▶ _TASK TO COMPLETE_
Within the entries below, find every line that has the string "JSON", then copy it.

Start of INFORMATION SHOWN

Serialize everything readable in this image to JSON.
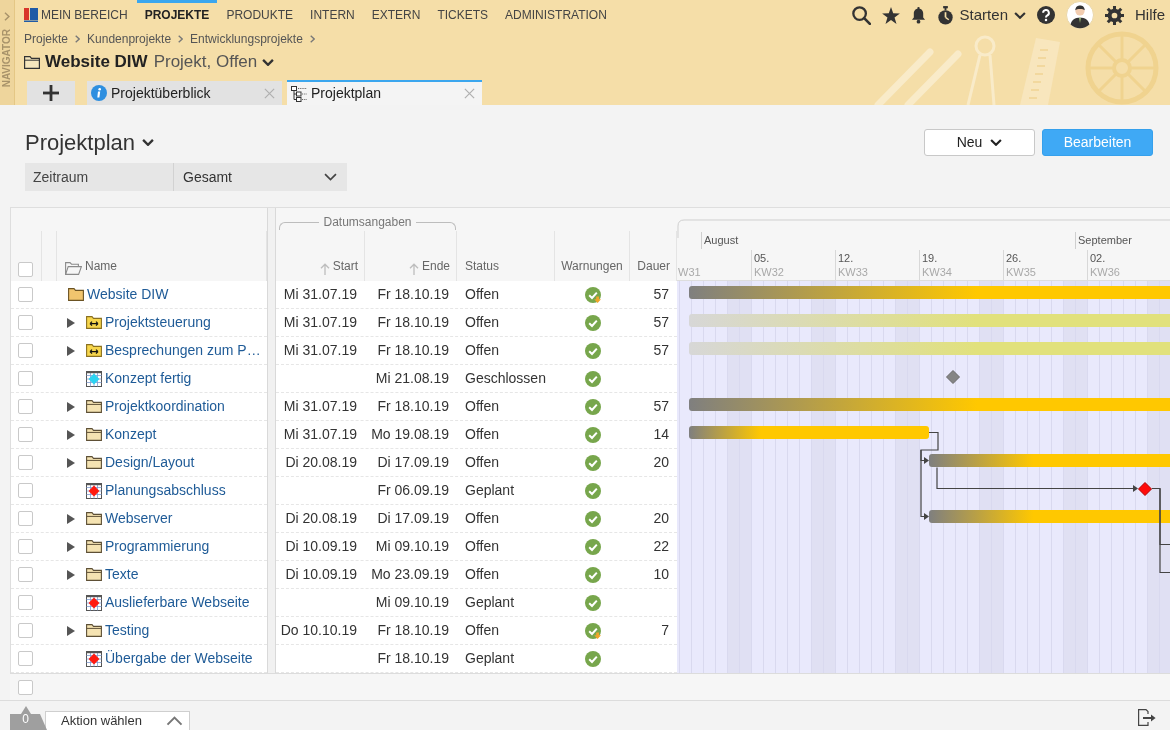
{
  "navigator": {
    "label": "NAVIGATOR"
  },
  "top_nav": [
    {
      "label": "MEIN BEREICH",
      "kind": "home",
      "selected": false
    },
    {
      "label": "PROJEKTE",
      "kind": "section",
      "selected": true
    },
    {
      "label": "PRODUKTE",
      "kind": "section",
      "selected": false
    },
    {
      "label": "INTERN",
      "kind": "section",
      "selected": false
    },
    {
      "label": "EXTERN",
      "kind": "section",
      "selected": false
    },
    {
      "label": "TICKETS",
      "kind": "section",
      "selected": false
    },
    {
      "label": "ADMINISTRATION",
      "kind": "section",
      "selected": false
    }
  ],
  "toolbar": {
    "timer": "Starten",
    "help": "Hilfe"
  },
  "breadcrumbs": [
    "Projekte",
    "Kundenprojekte",
    "Entwicklungsprojekte"
  ],
  "object": {
    "name": "Website DIW",
    "subtitle": "Projekt, Offen"
  },
  "tabs": [
    {
      "label": "Projektüberblick",
      "kind": "overview",
      "selected": false
    },
    {
      "label": "Projektplan",
      "kind": "plan",
      "selected": true
    }
  ],
  "view": {
    "title": "Projektplan",
    "buttons": [
      {
        "label": "Neu",
        "kind": "menu"
      },
      {
        "label": "Bearbeiten",
        "kind": "primary"
      }
    ]
  },
  "filter": {
    "label": "Zeitraum",
    "value": "Gesamt"
  },
  "table": {
    "select_all": {
      "checked": false
    },
    "column_group": "Datumsangaben",
    "columns": [
      {
        "label": "Name",
        "kind": "name"
      },
      {
        "label": "Start",
        "kind": "sort"
      },
      {
        "label": "Ende",
        "kind": "sort"
      },
      {
        "label": "Status",
        "kind": "text"
      },
      {
        "label": "Warnungen",
        "kind": "text"
      },
      {
        "label": "Dauer",
        "kind": "text"
      }
    ],
    "rows": [
      {
        "name": "Website DIW",
        "kind": "project",
        "checked": false,
        "start": "Mi 31.07.19",
        "end": "Fr 18.10.19",
        "status": "Offen",
        "warning": true,
        "duration": "57",
        "children": [
          {
            "name": "Projektsteuerung",
            "kind": "recurring",
            "checked": false,
            "expanded": false,
            "start": "Mi 31.07.19",
            "end": "Fr 18.10.19",
            "status": "Offen",
            "warning": false,
            "duration": "57"
          },
          {
            "name": "Besprechungen zum P…",
            "kind": "recurring",
            "checked": false,
            "expanded": false,
            "start": "Mi 31.07.19",
            "end": "Fr 18.10.19",
            "status": "Offen",
            "warning": false,
            "duration": "57"
          },
          {
            "name": "Konzept fertig",
            "kind": "milestone",
            "reached": true,
            "checked": false,
            "end": "Mi 21.08.19",
            "status": "Geschlossen",
            "warning": false
          },
          {
            "name": "Projektkoordination",
            "kind": "phase",
            "checked": false,
            "expanded": false,
            "start": "Mi 31.07.19",
            "end": "Fr 18.10.19",
            "status": "Offen",
            "warning": false,
            "duration": "57"
          },
          {
            "name": "Konzept",
            "kind": "phase",
            "checked": false,
            "expanded": false,
            "start": "Mi 31.07.19",
            "end": "Mo 19.08.19",
            "status": "Offen",
            "warning": false,
            "duration": "14"
          },
          {
            "name": "Design/Layout",
            "kind": "phase",
            "checked": false,
            "expanded": false,
            "start": "Di 20.08.19",
            "end": "Di 17.09.19",
            "status": "Offen",
            "warning": false,
            "duration": "20"
          },
          {
            "name": "Planungsabschluss",
            "kind": "milestone",
            "reached": false,
            "checked": false,
            "end": "Fr 06.09.19",
            "status": "Geplant",
            "warning": false
          },
          {
            "name": "Webserver",
            "kind": "phase",
            "checked": false,
            "expanded": false,
            "start": "Di 20.08.19",
            "end": "Di 17.09.19",
            "status": "Offen",
            "warning": false,
            "duration": "20"
          },
          {
            "name": "Programmierung",
            "kind": "phase",
            "checked": false,
            "expanded": false,
            "start": "Di 10.09.19",
            "end": "Mi 09.10.19",
            "status": "Offen",
            "warning": false,
            "duration": "22"
          },
          {
            "name": "Texte",
            "kind": "phase",
            "checked": false,
            "expanded": false,
            "start": "Di 10.09.19",
            "end": "Mo 23.09.19",
            "status": "Offen",
            "warning": false,
            "duration": "10"
          },
          {
            "name": "Auslieferbare Webseite",
            "kind": "milestone",
            "reached": false,
            "checked": false,
            "end": "Mi 09.10.19",
            "status": "Geplant",
            "warning": false
          },
          {
            "name": "Testing",
            "kind": "phase",
            "checked": false,
            "expanded": false,
            "start": "Do 10.10.19",
            "end": "Fr 18.10.19",
            "status": "Offen",
            "warning": true,
            "duration": "7"
          },
          {
            "name": "Übergabe der Webseite",
            "kind": "milestone",
            "reached": false,
            "checked": false,
            "end": "Fr 18.10.19",
            "status": "Geplant",
            "warning": false
          }
        ]
      }
    ],
    "footer": {
      "checked": false
    }
  },
  "gantt": {
    "months": [
      "August",
      "September"
    ],
    "weeks": [
      {
        "week": "W31"
      },
      {
        "day": "05.",
        "week": "KW32"
      },
      {
        "day": "12.",
        "week": "KW33"
      },
      {
        "day": "19.",
        "week": "KW34"
      },
      {
        "day": "26.",
        "week": "KW35"
      },
      {
        "day": "02.",
        "week": "KW36"
      }
    ]
  },
  "action_bar": {
    "count": "0",
    "action": "Aktion wählen"
  }
}
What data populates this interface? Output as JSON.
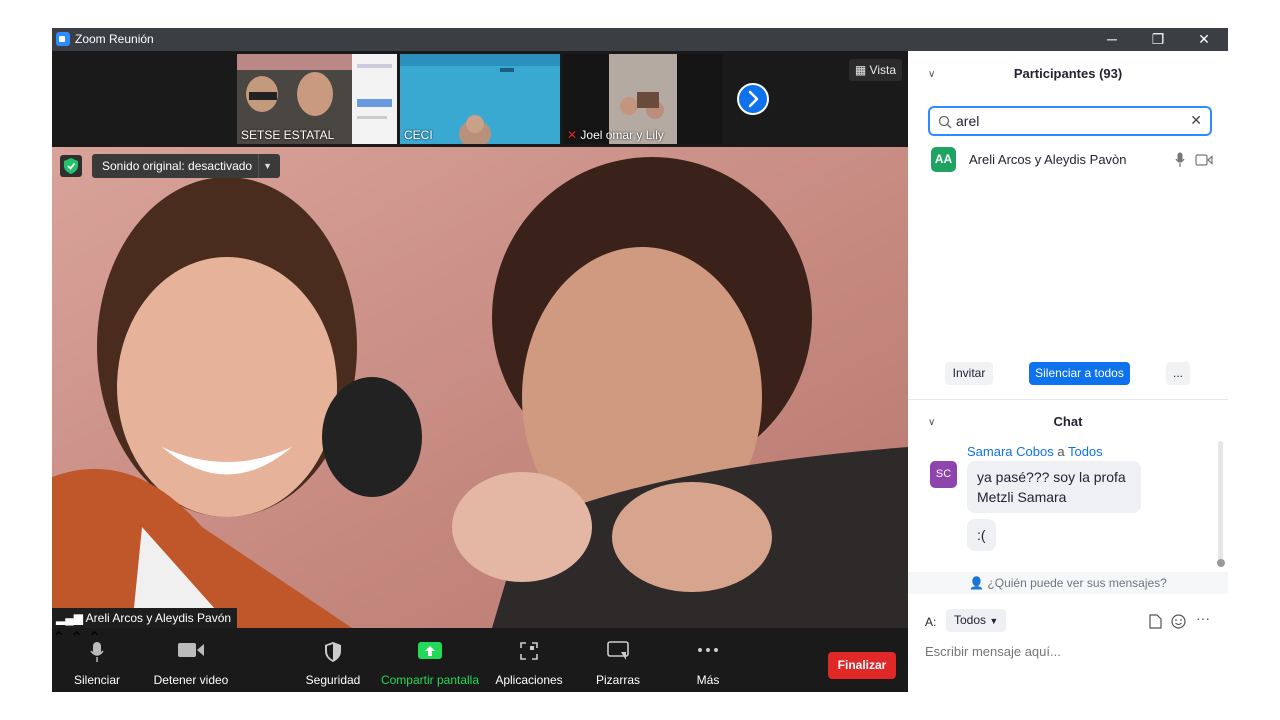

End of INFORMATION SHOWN

▶ _SOLUTION TO THE PROBLEM_
Serialize everything readable in this image to JSON.
What data populates this interface? Output as JSON.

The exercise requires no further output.